Inspire you, that is.

My buddy Sharilyn had mentioned she would be heading to Chicago in February to take a Second City intensive & I happened to be “dark” the week she was planning to go. (That’s TV talk for “the stars of my show had to go to a tropical place and work on their tans,” so we had to stop shooting for a week.)

Nevertheless, bit by bit, the plan came together and sure enough, we ended up in the Windy City, catching a different comedy show every single night we were there. (And bits and pieces of the SNL40 Special, which in hindsight, we should have just watched in its entirety.)

When I was asked at customs what I was doing in Chicago, and I answered “watching a whole wack-load of comedy,” it was a completely plausible answer. I feel like there aren’t many places in the world where you can tell a customs officer that, and not be thrown into some strange questioning cell.

Despite a bout of food-poisoning, the trip was a dream. An frozen, shivering, ice-cube of a dream, but a dream nonetheless. I imagine myself one day, holding a magical green card, actively avoiding some of the dodgier modes of transportation in the city when it gets dark, and performing every night on the various stages that launched the careers of so many of my heroes.

I wasn’t sad when I came back to Toronto. Because it just so happens that a bunch of my heroes started out right here too.

So now it’s back to work, a little more inspired.

SPECtacular!

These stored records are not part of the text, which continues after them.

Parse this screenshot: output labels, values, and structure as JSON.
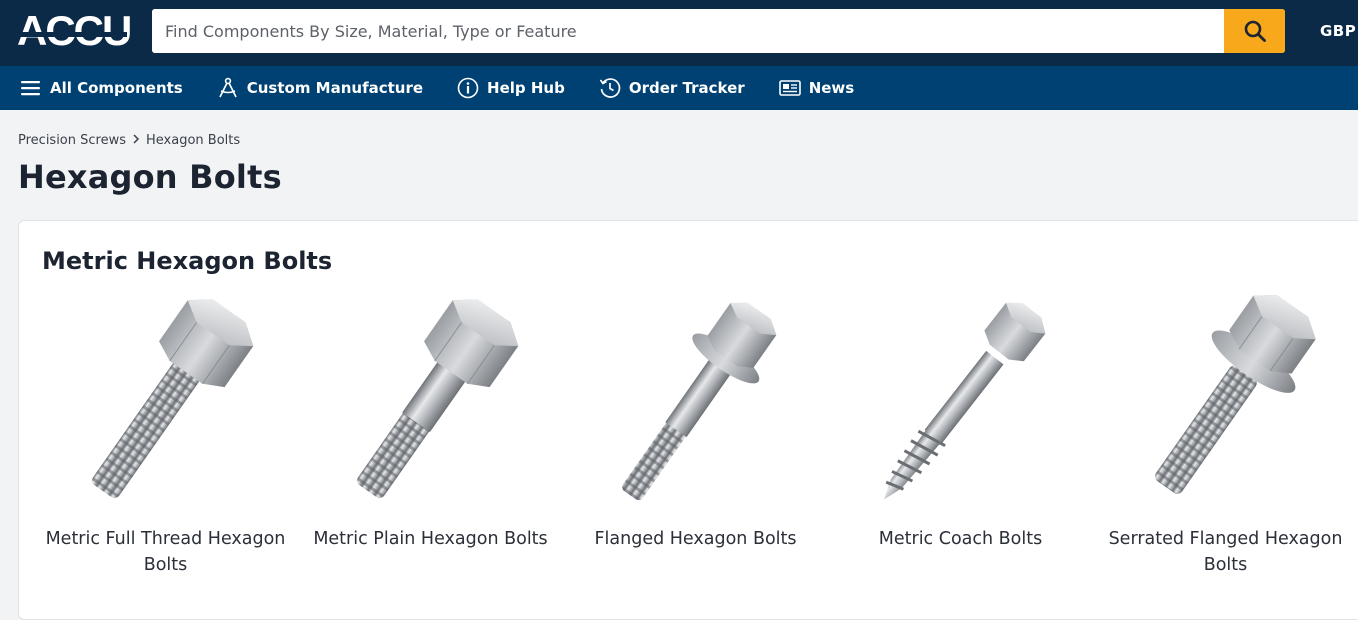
{
  "header": {
    "logo_text": "ACCU",
    "search_placeholder": "Find Components By Size, Material, Type or Feature",
    "search_icon": "search-icon",
    "currency": "GBP",
    "accent_color": "#f7a81b",
    "bg_color": "#0b2a47"
  },
  "nav": {
    "bg_color": "#004174",
    "items": [
      {
        "label": "All Components",
        "icon": "menu-icon"
      },
      {
        "label": "Custom Manufacture",
        "icon": "compass-icon"
      },
      {
        "label": "Help Hub",
        "icon": "info-icon"
      },
      {
        "label": "Order Tracker",
        "icon": "history-icon"
      },
      {
        "label": "News",
        "icon": "newspaper-icon"
      }
    ]
  },
  "breadcrumb": {
    "items": [
      "Precision Screws",
      "Hexagon Bolts"
    ],
    "separator_icon": "chevron-right-icon"
  },
  "page_title": "Hexagon Bolts",
  "section": {
    "title": "Metric Hexagon Bolts",
    "products": [
      {
        "name": "Metric Full Thread Hexagon Bolts",
        "image": "full-thread-hex-bolt-image"
      },
      {
        "name": "Metric Plain Hexagon Bolts",
        "image": "plain-hex-bolt-image"
      },
      {
        "name": "Flanged Hexagon Bolts",
        "image": "flanged-hex-bolt-image"
      },
      {
        "name": "Metric Coach Bolts",
        "image": "coach-bolt-image"
      },
      {
        "name": "Serrated Flanged Hexagon Bolts",
        "image": "serrated-flanged-hex-bolt-image"
      }
    ]
  }
}
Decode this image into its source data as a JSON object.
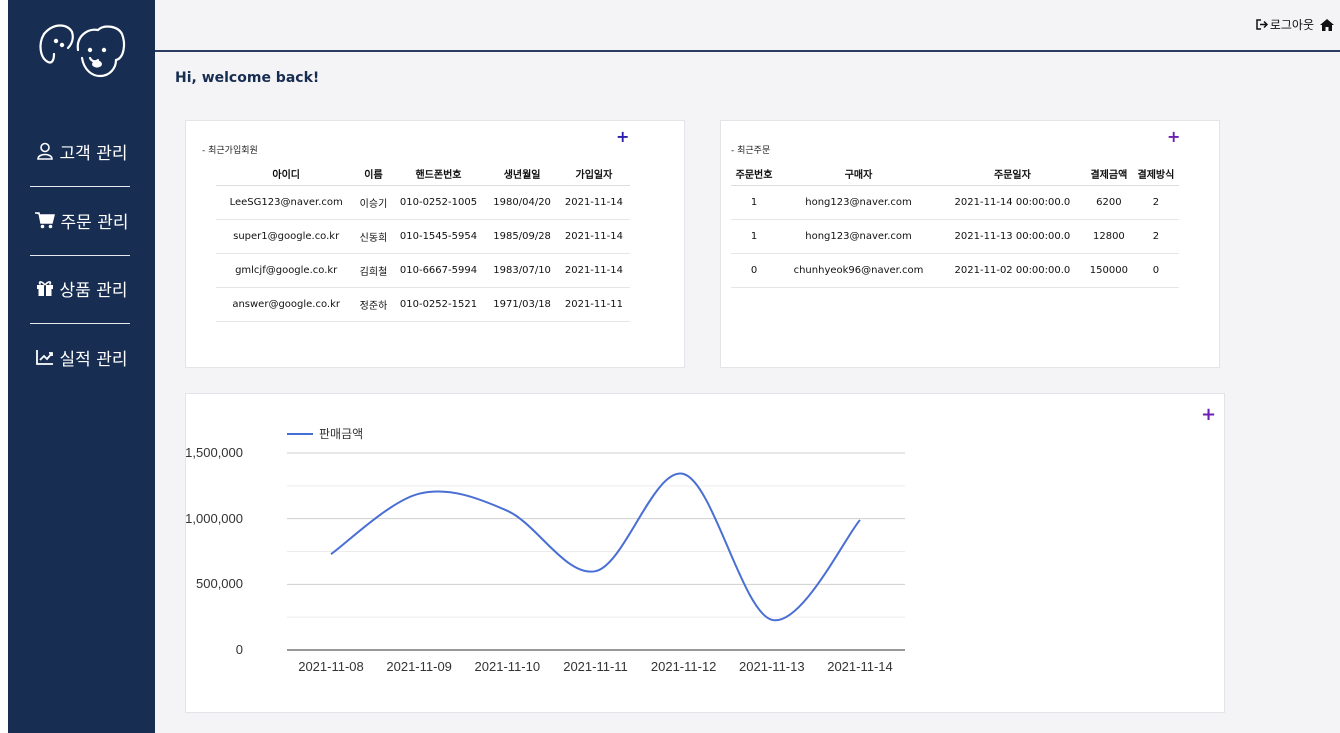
{
  "nav": {
    "customers": "고객 관리",
    "orders": "주문 관리",
    "products": "상품 관리",
    "performance": "실적 관리"
  },
  "topbar": {
    "logout_label": "로그아웃"
  },
  "welcome": "Hi, welcome back!",
  "recent_members": {
    "title": "- 최근가입회원",
    "plus": "+",
    "headers": [
      "아이디",
      "이름",
      "핸드폰번호",
      "생년월일",
      "가입일자"
    ],
    "rows": [
      [
        "LeeSG123@naver.com",
        "이승기",
        "010-0252-1005",
        "1980/04/20",
        "2021-11-14"
      ],
      [
        "super1@google.co.kr",
        "신동희",
        "010-1545-5954",
        "1985/09/28",
        "2021-11-14"
      ],
      [
        "gmlcjf@google.co.kr",
        "김희철",
        "010-6667-5994",
        "1983/07/10",
        "2021-11-14"
      ],
      [
        "answer@google.co.kr",
        "정준하",
        "010-0252-1521",
        "1971/03/18",
        "2021-11-11"
      ]
    ]
  },
  "recent_orders": {
    "title": "- 최근주문",
    "plus": "+",
    "headers": [
      "주문번호",
      "구매자",
      "주문일자",
      "결제금액",
      "결제방식"
    ],
    "rows": [
      [
        "1",
        "hong123@naver.com",
        "2021-11-14 00:00:00.0",
        "6200",
        "2"
      ],
      [
        "1",
        "hong123@naver.com",
        "2021-11-13 00:00:00.0",
        "12800",
        "2"
      ],
      [
        "0",
        "chunhyeok96@naver.com",
        "2021-11-02 00:00:00.0",
        "150000",
        "0"
      ]
    ]
  },
  "sales_chart_card": {
    "plus": "+"
  },
  "colors": {
    "sidebar": "#172d52",
    "line": "#4a6fd4",
    "plus": "#2a1fb0"
  },
  "chart_data": {
    "type": "line",
    "categories": [
      "2021-11-08",
      "2021-11-09",
      "2021-11-10",
      "2021-11-11",
      "2021-11-12",
      "2021-11-13",
      "2021-11-14"
    ],
    "series": [
      {
        "name": "판매금액",
        "values": [
          730000,
          1190000,
          1060000,
          600000,
          1340000,
          230000,
          990000
        ]
      }
    ],
    "ylim": [
      0,
      1500000
    ],
    "yticks": [
      "0",
      "500,000",
      "1,000,000",
      "1,500,000"
    ],
    "legend": "top-left",
    "grid": true
  }
}
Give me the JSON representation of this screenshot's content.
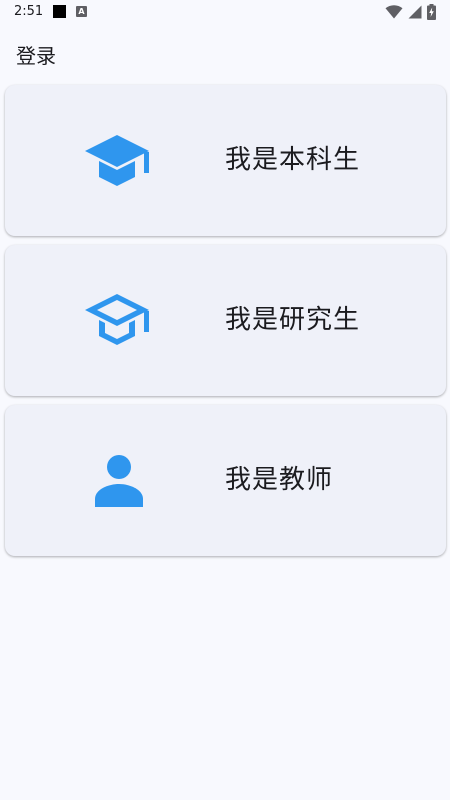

Mmm. I’ve taken some time in for my writing this week and it feels wonderful.

I’ve even got some headway on the spec script I’m working on, which I wanted to have finished by the end of the month.

It’s still possible.

Maybe.

At least it’s the most progress I’ve ever accomplished in this particular career goal, which is:

  • “Write at least one goshdarn spec script, already!”

I’m doing it.

You’re doing it, Peter!

Nous sommes tous Charlie

I know this is really just a blog about my own personal experiences writing and performing comedy in Toronto, and I don’t really take on topics that are too politically-heated.

In spite of that, the events in Paris today call for solidarity among all of us who poke fun at the world and how ridiculous it can sometimes be.

Nous sommes tous Charlie.

Why It’s Cool I didn’t Play with Colin Mochrie

I went to Wheel of Improv tonight. It was Wheel’s 6th birthday and Colin Mochrie and Rob Norman were Boomer’s guests.

I wanted to play with Colin because he’s famous. I mean it’s Colin Mochrie for Pete’s sake!

Here’s why playing with Rob was better. Firstly, he’s younger and better looking. (Sorry Colin.)

But for realsies, I feel like when you’re in a scene with Rob Norman, he’s constantly teaching you things while he plays with you. Tonight, I played a character with a real competitive edge, all full of conflict and the likes; Rob’s character was docile; a why-can’t-we-all-get-along? type, which to me was a clear message: why the conflict?! It doesn’t have to be a competition! There do not need to be winners or losers. I don’t always have to be loud-mouthed, high-status bullies.

Maybe this is proof that I was too in my head in the scene tonight. Even if it isn’t, I am taking a mental note to be less antagonistic in my character choices. (Even though I got a pretty big laugh by calling Rob a motherfucker.)

Ah well…Happy Birthday Wheel! Thanks Boomer, for everything you do.

Photo stolen from Wheel of Improv's Twitter.

Photo stolen from Wheel of Improv’s Twitter.